● **DIRECTIONS FOR THIS TASK**: Each record here should be printed again exactly; please leave its pictures out.

● **DATA FOR REVIEW**:
════════════════

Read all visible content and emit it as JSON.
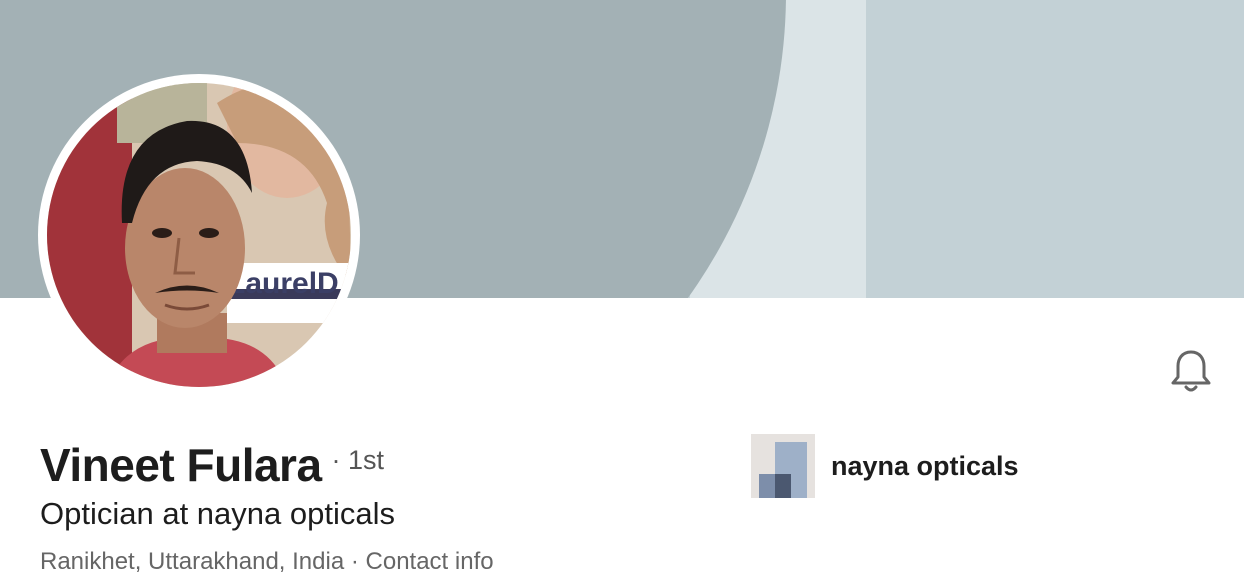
{
  "profile": {
    "name": "Vineet Fulara",
    "degree": "· 1st",
    "headline": "Optician at nayna opticals",
    "location_partial": "Ranikhet, Uttarakhand, India · Contact info"
  },
  "current_company": {
    "name": "nayna opticals"
  },
  "photo_sign_text": "LaurelD",
  "colors": {
    "banner_light": "#c3d1d6",
    "banner_dark": "#a3b1b5",
    "banner_stripe": "#dbe4e7",
    "text_primary": "#1d1d1d",
    "text_secondary": "#666666"
  },
  "icons": {
    "notifications": "bell-icon"
  }
}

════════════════

● **OUTPUT OF THE TASK**:
Read all visible content and emit it as JSON.
{
  "profile": {
    "name": "Vineet Fulara",
    "degree": "· 1st",
    "headline": "Optician at nayna opticals",
    "location_partial": "Ranikhet, Uttarakhand, India · Contact info"
  },
  "current_company": {
    "name": "nayna opticals"
  },
  "photo_sign_text": "LaurelD",
  "colors": {
    "banner_light": "#c3d1d6",
    "banner_dark": "#a3b1b5",
    "banner_stripe": "#dbe4e7",
    "text_primary": "#1d1d1d",
    "text_secondary": "#666666"
  },
  "icons": {
    "notifications": "bell-icon"
  }
}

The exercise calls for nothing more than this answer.